— Exercise aim —
When a record contains an image, skip the image and retype the rest of that record exactly.

::: The data :::

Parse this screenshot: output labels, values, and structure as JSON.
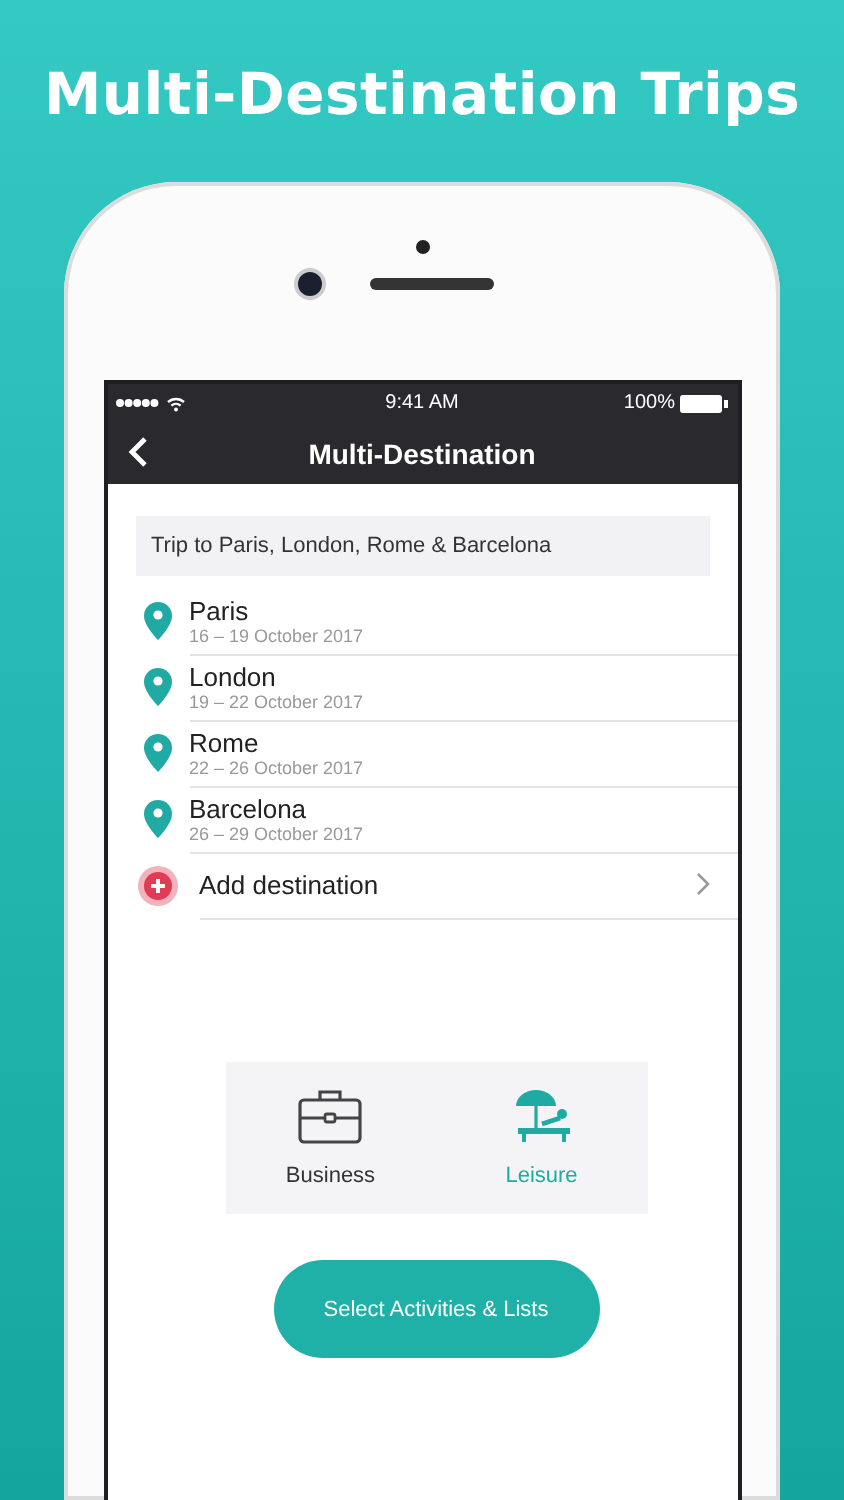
{
  "headline": "Multi-Destination Trips",
  "status_bar": {
    "time": "9:41 AM",
    "battery": "100%"
  },
  "nav": {
    "title": "Multi-Destination"
  },
  "trip_name": {
    "value": "Trip to Paris, London, Rome & Barcelona"
  },
  "destinations": [
    {
      "city": "Paris",
      "dates": "16 – 19 October 2017"
    },
    {
      "city": "London",
      "dates": "19 – 22 October 2017"
    },
    {
      "city": "Rome",
      "dates": "22 – 26 October 2017"
    },
    {
      "city": "Barcelona",
      "dates": "26 – 29 October 2017"
    }
  ],
  "add_destination": {
    "label": "Add destination"
  },
  "trip_types": [
    {
      "kind": "business",
      "label": "Business",
      "selected": false
    },
    {
      "kind": "leisure",
      "label": "Leisure",
      "selected": true
    }
  ],
  "action_button": {
    "label": "Select Activities & Lists"
  }
}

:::

— Result of this task —
Parse this screenshot: output labels, values, and structure as JSON.
{
  "headline": "Multi-Destination Trips",
  "status_bar": {
    "time": "9:41 AM",
    "battery": "100%"
  },
  "nav": {
    "title": "Multi-Destination"
  },
  "trip_name": {
    "value": "Trip to Paris, London, Rome & Barcelona"
  },
  "destinations": [
    {
      "city": "Paris",
      "dates": "16 – 19 October 2017"
    },
    {
      "city": "London",
      "dates": "19 – 22 October 2017"
    },
    {
      "city": "Rome",
      "dates": "22 – 26 October 2017"
    },
    {
      "city": "Barcelona",
      "dates": "26 – 29 October 2017"
    }
  ],
  "add_destination": {
    "label": "Add destination"
  },
  "trip_types": [
    {
      "kind": "business",
      "label": "Business",
      "selected": false
    },
    {
      "kind": "leisure",
      "label": "Leisure",
      "selected": true
    }
  ],
  "action_button": {
    "label": "Select Activities & Lists"
  }
}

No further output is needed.